AIM OF THE EXERCISE: Every line of the listing should be repeated exactly.

DATASET EXCERPTS:
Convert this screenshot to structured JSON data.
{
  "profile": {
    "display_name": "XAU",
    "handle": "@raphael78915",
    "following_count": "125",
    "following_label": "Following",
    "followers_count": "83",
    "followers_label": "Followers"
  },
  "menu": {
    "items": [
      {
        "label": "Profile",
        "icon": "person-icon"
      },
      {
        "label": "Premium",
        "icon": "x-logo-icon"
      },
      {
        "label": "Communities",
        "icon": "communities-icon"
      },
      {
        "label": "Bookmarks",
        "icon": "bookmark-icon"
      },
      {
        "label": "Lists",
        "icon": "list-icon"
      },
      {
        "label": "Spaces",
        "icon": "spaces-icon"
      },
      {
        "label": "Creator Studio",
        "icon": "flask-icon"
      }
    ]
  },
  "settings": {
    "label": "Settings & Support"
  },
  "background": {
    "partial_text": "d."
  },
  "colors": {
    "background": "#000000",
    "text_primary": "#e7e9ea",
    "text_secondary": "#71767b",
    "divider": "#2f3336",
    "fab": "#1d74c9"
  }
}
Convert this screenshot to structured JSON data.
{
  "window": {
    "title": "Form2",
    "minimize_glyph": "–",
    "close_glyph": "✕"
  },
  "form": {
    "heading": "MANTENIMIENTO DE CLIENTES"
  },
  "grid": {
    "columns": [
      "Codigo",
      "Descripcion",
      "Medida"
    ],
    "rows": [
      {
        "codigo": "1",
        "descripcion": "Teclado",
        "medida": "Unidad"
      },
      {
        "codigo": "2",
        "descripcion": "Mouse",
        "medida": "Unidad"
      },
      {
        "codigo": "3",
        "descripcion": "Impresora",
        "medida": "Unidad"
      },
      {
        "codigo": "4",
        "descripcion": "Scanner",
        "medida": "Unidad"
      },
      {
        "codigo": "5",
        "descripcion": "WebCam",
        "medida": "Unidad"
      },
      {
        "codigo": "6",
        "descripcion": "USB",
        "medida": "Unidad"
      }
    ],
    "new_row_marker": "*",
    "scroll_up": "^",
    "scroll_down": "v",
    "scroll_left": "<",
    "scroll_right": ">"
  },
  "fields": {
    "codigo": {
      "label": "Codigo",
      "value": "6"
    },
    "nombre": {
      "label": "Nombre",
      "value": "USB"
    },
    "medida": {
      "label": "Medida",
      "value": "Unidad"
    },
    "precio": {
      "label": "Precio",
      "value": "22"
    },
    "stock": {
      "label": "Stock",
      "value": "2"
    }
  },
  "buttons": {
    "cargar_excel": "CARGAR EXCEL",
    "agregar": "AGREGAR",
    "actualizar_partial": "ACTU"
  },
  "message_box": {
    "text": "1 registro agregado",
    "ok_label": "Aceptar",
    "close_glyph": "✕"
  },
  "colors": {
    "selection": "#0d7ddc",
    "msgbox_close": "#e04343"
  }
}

OUTPUT OF THE EXERCISE:
Convert this screenshot to structured JSON data.
{
  "profile": {
    "display_name": "XAU",
    "handle": "@raphael78915",
    "following_count": "125",
    "following_label": "Following",
    "followers_count": "83",
    "followers_label": "Followers"
  },
  "menu": {
    "items": [
      {
        "label": "Profile",
        "icon": "person-icon"
      },
      {
        "label": "Premium",
        "icon": "x-logo-icon"
      },
      {
        "label": "Communities",
        "icon": "communities-icon"
      },
      {
        "label": "Bookmarks",
        "icon": "bookmark-icon"
      },
      {
        "label": "Lists",
        "icon": "list-icon"
      },
      {
        "label": "Spaces",
        "icon": "spaces-icon"
      },
      {
        "label": "Creator Studio",
        "icon": "flask-icon"
      }
    ]
  },
  "settings": {
    "label": "Settings & Support"
  },
  "background": {
    "partial_text": "d."
  },
  "colors": {
    "background": "#000000",
    "text_primary": "#e7e9ea",
    "text_secondary": "#71767b",
    "divider": "#2f3336",
    "fab": "#1d74c9"
  }
}
Convert this screenshot to structured JSON data.
{
  "window": {
    "title": "Form2",
    "minimize_glyph": "–",
    "close_glyph": "✕"
  },
  "form": {
    "heading": "MANTENIMIENTO DE CLIENTES"
  },
  "grid": {
    "columns": [
      "Codigo",
      "Descripcion",
      "Medida"
    ],
    "rows": [
      {
        "codigo": "1",
        "descripcion": "Teclado",
        "medida": "Unidad"
      },
      {
        "codigo": "2",
        "descripcion": "Mouse",
        "medida": "Unidad"
      },
      {
        "codigo": "3",
        "descripcion": "Impresora",
        "medida": "Unidad"
      },
      {
        "codigo": "4",
        "descripcion": "Scanner",
        "medida": "Unidad"
      },
      {
        "codigo": "5",
        "descripcion": "WebCam",
        "medida": "Unidad"
      },
      {
        "codigo": "6",
        "descripcion": "USB",
        "medida": "Unidad"
      }
    ],
    "new_row_marker": "*",
    "scroll_up": "^",
    "scroll_down": "v",
    "scroll_left": "<",
    "scroll_right": ">"
  },
  "fields": {
    "codigo": {
      "label": "Codigo",
      "value": "6"
    },
    "nombre": {
      "label": "Nombre",
      "value": "USB"
    },
    "medida": {
      "label": "Medida",
      "value": "Unidad"
    },
    "precio": {
      "label": "Precio",
      "value": "22"
    },
    "stock": {
      "label": "Stock",
      "value": "2"
    }
  },
  "buttons": {
    "cargar_excel": "CARGAR EXCEL",
    "agregar": "AGREGAR",
    "actualizar_partial": "ACTU"
  },
  "message_box": {
    "text": "1 registro agregado",
    "ok_label": "Aceptar",
    "close_glyph": "✕"
  },
  "colors": {
    "selection": "#0d7ddc",
    "msgbox_close": "#e04343"
  }
}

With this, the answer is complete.